24 June 2009

cooking lessons OR all in a panic

You know those lists of things you should have taught your kid by the time they're eighteen? Things like how to change oil, balance a check book, etc.? I'm in a panic realizing I only have one year left to get Ingrid's list checked off, and though Ingrid bakes a killer cake or batch of cookies, I haven't really taught her how to cook.

Where do I start? What are five dishes you need to know before you have to start feeding yourself like a big girl? I was thinking Marinara, as that was the first thing I really learned to do on my own (besides cookies, toast, and scrambled eggs.) But what else?

12 comments:

Marni C. said...

Oh my gosh Lara! I'll come there and take care of you. And we won't cook anything.

Marni C. said...

Oh, and I would say white sauce and lentil soup.

Eva said...

Vinaigrette.
How to properly stir fry.
Casserole (I feel this is a general enough field that it could be taught in one fell swoop).

Am I technically allowed to contribute, though, as an alumnus (ni? na?) of the Asplund Kitchen?

Erika Gunn said...
This comment has been removed by the author.
Erika Gunn said...

How about preparing meat? I remember when I was starting out, I struggled with knowing when my chicken was properly cooked. Nothing worse than dry/overdone chicken, except maybe pink/salmonella-ish chicken. It's also a different process with different kinds of meat/fish.

Luisa said...

How to make pot roast and roasted chicken. And maybe how to make minestrone (or some other good soup) in the winter.
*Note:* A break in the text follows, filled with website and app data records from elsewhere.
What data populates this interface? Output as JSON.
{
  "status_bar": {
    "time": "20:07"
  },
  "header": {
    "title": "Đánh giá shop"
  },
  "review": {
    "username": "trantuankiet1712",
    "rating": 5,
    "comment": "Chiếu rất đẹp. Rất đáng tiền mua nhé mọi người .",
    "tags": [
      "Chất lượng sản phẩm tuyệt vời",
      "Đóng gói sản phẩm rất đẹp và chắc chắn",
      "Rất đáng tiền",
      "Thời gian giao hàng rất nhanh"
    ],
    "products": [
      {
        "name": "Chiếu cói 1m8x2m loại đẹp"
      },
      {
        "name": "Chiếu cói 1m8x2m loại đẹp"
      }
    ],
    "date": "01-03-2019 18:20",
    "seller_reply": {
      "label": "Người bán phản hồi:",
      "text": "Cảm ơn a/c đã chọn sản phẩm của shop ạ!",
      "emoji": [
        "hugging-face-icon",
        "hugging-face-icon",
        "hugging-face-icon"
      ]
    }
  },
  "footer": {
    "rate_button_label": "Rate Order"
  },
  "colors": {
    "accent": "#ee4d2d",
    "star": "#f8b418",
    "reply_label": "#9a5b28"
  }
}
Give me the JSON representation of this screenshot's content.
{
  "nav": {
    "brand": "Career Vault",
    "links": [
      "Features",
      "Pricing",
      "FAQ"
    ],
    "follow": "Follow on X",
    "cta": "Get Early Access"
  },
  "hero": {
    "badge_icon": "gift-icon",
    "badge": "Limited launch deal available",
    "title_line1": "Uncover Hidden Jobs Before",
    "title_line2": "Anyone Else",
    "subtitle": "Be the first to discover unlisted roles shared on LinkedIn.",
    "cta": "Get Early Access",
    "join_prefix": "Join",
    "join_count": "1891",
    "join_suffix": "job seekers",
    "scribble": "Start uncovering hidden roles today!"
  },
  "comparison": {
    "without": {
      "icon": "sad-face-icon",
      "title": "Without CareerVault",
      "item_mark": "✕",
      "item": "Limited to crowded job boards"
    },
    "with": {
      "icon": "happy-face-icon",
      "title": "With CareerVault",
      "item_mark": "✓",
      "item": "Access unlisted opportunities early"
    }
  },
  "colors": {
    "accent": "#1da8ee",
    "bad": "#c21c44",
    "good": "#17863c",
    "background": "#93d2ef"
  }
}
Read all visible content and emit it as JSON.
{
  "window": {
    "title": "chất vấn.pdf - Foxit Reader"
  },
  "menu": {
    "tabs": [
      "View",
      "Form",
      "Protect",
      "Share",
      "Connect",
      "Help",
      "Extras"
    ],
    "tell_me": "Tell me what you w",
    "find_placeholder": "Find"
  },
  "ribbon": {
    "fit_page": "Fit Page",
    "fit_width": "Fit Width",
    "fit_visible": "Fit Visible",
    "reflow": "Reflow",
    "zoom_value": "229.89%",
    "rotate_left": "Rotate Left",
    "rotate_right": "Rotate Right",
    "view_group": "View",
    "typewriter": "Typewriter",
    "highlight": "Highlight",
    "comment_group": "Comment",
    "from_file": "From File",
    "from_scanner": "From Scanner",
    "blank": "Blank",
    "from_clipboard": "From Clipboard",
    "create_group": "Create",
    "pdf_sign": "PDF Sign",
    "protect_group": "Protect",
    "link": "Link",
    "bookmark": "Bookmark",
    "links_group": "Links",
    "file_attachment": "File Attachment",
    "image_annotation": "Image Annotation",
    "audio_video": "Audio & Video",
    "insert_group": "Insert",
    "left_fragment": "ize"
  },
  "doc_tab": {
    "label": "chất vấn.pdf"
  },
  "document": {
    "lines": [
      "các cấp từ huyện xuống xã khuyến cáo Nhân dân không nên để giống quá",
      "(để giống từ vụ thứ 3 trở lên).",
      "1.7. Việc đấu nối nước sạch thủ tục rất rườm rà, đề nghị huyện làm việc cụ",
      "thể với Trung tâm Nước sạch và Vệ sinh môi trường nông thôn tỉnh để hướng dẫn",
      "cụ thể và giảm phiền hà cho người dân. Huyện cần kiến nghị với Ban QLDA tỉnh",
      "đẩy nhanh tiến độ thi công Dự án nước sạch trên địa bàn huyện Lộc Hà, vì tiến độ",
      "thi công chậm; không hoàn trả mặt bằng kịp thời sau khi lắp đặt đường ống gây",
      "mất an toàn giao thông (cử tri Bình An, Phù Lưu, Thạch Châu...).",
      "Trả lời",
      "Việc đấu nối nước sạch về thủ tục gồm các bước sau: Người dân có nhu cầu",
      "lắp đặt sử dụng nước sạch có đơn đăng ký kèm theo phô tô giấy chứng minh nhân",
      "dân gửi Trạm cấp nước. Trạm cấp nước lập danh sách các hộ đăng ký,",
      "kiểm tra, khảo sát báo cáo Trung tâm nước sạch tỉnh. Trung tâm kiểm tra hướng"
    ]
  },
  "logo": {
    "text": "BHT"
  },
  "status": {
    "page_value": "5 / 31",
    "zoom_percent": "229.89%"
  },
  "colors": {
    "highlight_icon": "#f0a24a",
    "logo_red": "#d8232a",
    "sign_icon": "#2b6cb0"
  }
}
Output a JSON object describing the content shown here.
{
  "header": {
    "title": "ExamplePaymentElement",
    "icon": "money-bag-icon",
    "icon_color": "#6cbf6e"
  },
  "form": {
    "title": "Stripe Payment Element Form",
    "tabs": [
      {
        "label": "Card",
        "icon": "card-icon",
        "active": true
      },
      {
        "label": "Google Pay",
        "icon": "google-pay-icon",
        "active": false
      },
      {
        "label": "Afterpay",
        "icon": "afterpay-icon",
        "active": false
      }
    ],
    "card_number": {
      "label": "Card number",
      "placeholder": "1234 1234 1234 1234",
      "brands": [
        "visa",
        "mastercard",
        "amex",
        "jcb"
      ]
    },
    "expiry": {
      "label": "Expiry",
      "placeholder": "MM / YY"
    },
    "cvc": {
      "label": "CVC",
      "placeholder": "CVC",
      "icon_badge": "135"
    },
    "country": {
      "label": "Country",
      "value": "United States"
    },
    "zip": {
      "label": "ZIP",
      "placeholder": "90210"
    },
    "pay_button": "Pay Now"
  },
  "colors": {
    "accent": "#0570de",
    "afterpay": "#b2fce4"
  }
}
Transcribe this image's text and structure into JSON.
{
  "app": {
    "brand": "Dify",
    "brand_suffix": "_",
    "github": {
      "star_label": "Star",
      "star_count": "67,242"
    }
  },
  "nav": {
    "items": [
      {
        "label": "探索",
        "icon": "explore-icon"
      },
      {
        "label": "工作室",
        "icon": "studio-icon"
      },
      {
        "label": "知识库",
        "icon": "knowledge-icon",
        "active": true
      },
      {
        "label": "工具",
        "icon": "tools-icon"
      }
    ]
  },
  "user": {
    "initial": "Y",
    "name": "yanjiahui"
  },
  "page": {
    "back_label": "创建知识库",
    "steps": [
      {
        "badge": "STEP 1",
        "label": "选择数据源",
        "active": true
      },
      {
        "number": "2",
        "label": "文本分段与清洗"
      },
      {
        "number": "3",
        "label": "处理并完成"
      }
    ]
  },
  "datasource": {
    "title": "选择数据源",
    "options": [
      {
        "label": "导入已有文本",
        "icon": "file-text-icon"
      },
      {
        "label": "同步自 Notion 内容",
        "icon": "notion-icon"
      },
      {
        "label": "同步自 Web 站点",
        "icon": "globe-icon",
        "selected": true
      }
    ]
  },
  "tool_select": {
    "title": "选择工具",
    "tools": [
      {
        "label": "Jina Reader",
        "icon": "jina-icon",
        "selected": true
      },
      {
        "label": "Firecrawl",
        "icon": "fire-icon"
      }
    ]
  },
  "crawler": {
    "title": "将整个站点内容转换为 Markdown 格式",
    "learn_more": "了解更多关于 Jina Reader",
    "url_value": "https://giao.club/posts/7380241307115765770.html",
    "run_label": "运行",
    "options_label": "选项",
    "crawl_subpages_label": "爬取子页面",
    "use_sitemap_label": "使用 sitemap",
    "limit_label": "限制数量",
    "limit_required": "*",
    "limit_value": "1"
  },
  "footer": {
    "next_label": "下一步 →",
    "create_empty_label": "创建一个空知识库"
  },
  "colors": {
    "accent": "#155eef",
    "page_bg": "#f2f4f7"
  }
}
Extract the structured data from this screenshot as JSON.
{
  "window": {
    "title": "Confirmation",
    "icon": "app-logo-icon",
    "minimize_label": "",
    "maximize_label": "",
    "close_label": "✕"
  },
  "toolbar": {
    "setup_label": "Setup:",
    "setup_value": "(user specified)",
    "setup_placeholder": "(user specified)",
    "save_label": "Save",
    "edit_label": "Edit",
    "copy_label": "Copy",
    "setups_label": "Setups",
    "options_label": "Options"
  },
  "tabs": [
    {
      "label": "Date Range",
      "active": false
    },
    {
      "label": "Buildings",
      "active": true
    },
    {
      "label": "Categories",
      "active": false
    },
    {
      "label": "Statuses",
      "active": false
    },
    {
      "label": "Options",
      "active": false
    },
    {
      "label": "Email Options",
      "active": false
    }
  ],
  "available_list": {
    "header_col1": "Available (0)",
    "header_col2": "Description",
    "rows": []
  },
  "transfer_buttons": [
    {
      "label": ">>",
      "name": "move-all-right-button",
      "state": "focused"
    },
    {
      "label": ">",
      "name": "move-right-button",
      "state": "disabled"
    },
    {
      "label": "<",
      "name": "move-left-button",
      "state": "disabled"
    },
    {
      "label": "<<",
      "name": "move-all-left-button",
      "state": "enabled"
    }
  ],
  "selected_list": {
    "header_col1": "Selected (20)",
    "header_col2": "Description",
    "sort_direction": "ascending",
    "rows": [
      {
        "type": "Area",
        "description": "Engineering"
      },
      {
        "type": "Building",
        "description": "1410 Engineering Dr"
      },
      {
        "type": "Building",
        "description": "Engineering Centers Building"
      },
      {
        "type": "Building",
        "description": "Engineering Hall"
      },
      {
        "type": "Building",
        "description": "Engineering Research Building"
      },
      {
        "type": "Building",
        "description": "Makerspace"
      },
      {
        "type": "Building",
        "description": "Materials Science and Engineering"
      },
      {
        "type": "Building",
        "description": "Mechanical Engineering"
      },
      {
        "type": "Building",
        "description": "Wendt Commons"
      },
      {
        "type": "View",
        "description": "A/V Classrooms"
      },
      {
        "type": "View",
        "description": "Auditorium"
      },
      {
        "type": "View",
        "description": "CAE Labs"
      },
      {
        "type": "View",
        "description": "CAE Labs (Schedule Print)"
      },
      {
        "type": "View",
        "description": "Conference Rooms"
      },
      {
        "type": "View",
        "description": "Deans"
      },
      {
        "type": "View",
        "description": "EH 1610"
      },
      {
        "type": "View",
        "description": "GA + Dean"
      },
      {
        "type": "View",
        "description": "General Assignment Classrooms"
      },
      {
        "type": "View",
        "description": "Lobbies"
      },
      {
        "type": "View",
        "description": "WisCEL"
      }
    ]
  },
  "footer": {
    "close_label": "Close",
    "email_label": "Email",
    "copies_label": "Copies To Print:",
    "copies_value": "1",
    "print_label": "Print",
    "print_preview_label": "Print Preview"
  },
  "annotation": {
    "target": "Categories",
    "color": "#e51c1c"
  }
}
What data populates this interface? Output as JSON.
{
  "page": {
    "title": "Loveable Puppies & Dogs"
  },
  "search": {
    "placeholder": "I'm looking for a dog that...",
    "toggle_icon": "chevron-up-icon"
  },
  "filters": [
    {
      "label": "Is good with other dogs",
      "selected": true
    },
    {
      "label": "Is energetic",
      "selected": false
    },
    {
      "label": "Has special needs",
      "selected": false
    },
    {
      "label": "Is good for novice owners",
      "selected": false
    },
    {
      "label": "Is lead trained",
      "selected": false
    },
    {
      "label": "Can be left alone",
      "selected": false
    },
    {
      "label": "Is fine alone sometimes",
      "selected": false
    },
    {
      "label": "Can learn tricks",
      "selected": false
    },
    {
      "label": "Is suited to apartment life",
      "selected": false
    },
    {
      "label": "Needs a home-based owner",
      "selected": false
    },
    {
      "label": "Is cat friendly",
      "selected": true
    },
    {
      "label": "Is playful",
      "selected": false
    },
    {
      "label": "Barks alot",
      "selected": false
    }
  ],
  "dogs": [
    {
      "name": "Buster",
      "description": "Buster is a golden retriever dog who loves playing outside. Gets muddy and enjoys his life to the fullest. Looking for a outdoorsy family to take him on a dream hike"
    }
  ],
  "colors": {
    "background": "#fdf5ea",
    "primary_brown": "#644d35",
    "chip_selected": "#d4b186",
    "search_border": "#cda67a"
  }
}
Ooooh, and how to make bread.

Those are all things that intimidated me when I first started cooking.

Alice Dubiel said...

This is difficult: I started cooking meals well before I left home for school, even before I graduated from hs, and my father was my food consultant until he died (I was 32). I just called him, in days when telephone was expensive. My first Thanksgiving away from home was duck a l'orange.

With Robin, I sent him mid first or second year with a bunch of photocopies and a couple of cookbooks, but now he's asking for repeats (he's also "collecting his cooking equipment again"--what does this really mean? don't think I want to know). Since I lost some cookbooks in a cross country grad school move, I forgive, but I'm now scanning. Should this be a new blog? (I still think I'll do a cookbook of family stuff. Not this year, since I'm scanning family photos.) Are there cooking classes (inexpensive ones) like PCC has? Robin liked that. I think he liked the drama of presentation.

The fact that Ingrid can bake a cake puts her way ahead. Regular cooking is easy, especially when motivated by hunger. I suggest you use the Freire teaching method.

lara said...

What is this Freire method of which you speak? I want details.

lara said...

I forgot to say no meat--Ingy's a long-standing vegetarian (sigh.)

lara said...

Though she will eat shell fish, her philosophy being "of the phylum chordata, i shall have nada."

Luisa said...

Is she a lacto-ovo vegetarian? If so, maybe teach her to make quiche. I was a vegetarian for ten years, but I would occasionally eat dairy and egg products. Nothing beats a good quiche! And now I'm craving quiche with spinach and artichoke hearts. (I started eating meat again when I was pregnant with my first child -- I don't know why, but I craved it.)

By the way, I gave you a shout-out on my blog last night. :-)

Writermama said...

soup--definitely. i was in graduate school and still did not know about stock and about sauteeing the vegetables before hand. And garlic. I remember making soup by just throwing some chopped veggies in water and then didn't understand why it tasted so bad. I was an idiot, though, unlike Ingy.